Below are records to print word for word; include none of their pictures.

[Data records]
_ _ _

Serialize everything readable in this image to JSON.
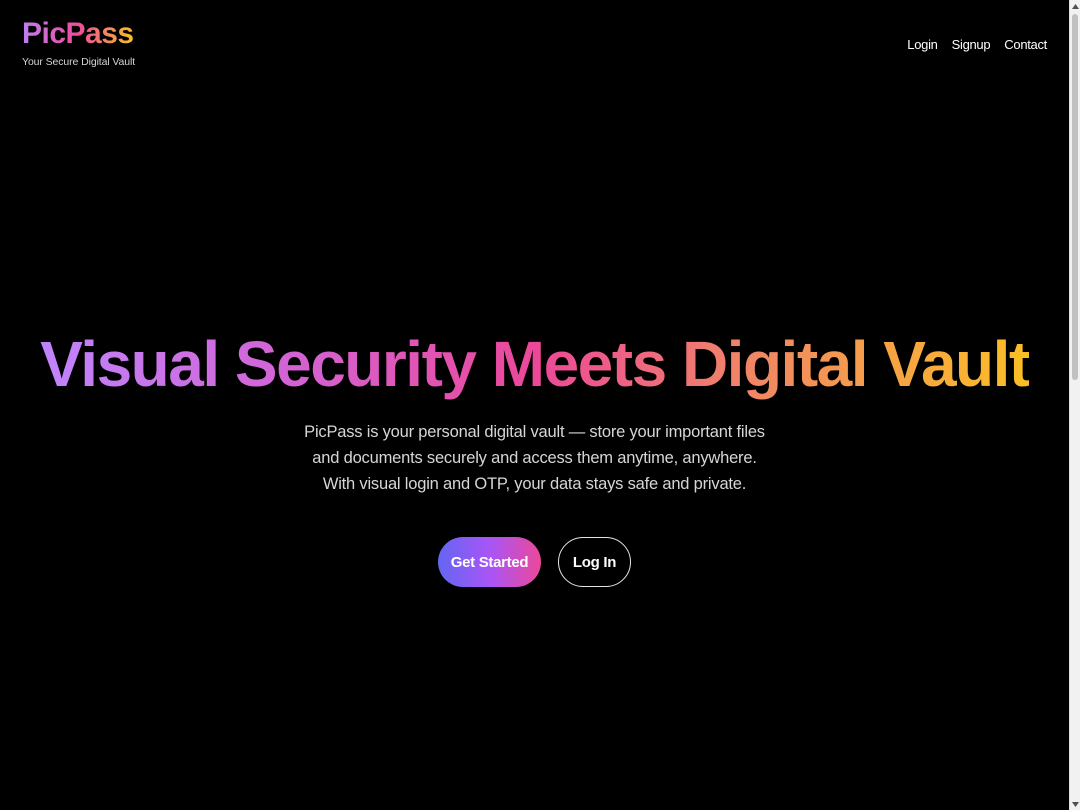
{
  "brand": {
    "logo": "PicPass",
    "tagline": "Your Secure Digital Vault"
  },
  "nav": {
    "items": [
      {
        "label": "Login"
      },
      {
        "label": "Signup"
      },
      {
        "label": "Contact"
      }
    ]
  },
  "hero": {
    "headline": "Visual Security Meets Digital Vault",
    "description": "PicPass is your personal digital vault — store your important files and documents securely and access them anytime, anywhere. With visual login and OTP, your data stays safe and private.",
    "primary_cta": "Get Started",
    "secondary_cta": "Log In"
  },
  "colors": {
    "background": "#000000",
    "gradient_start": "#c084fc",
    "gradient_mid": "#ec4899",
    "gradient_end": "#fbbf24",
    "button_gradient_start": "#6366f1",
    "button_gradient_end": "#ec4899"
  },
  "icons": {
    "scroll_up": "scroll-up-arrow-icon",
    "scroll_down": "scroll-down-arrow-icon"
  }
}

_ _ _

**SOLVED EXERCISE:**
Serialize everything readable in this image to JSON.
{
  "brand": {
    "logo": "PicPass",
    "tagline": "Your Secure Digital Vault"
  },
  "nav": {
    "items": [
      {
        "label": "Login"
      },
      {
        "label": "Signup"
      },
      {
        "label": "Contact"
      }
    ]
  },
  "hero": {
    "headline": "Visual Security Meets Digital Vault",
    "description": "PicPass is your personal digital vault — store your important files and documents securely and access them anytime, anywhere. With visual login and OTP, your data stays safe and private.",
    "primary_cta": "Get Started",
    "secondary_cta": "Log In"
  },
  "colors": {
    "background": "#000000",
    "gradient_start": "#c084fc",
    "gradient_mid": "#ec4899",
    "gradient_end": "#fbbf24",
    "button_gradient_start": "#6366f1",
    "button_gradient_end": "#ec4899"
  },
  "icons": {
    "scroll_up": "scroll-up-arrow-icon",
    "scroll_down": "scroll-down-arrow-icon"
  }
}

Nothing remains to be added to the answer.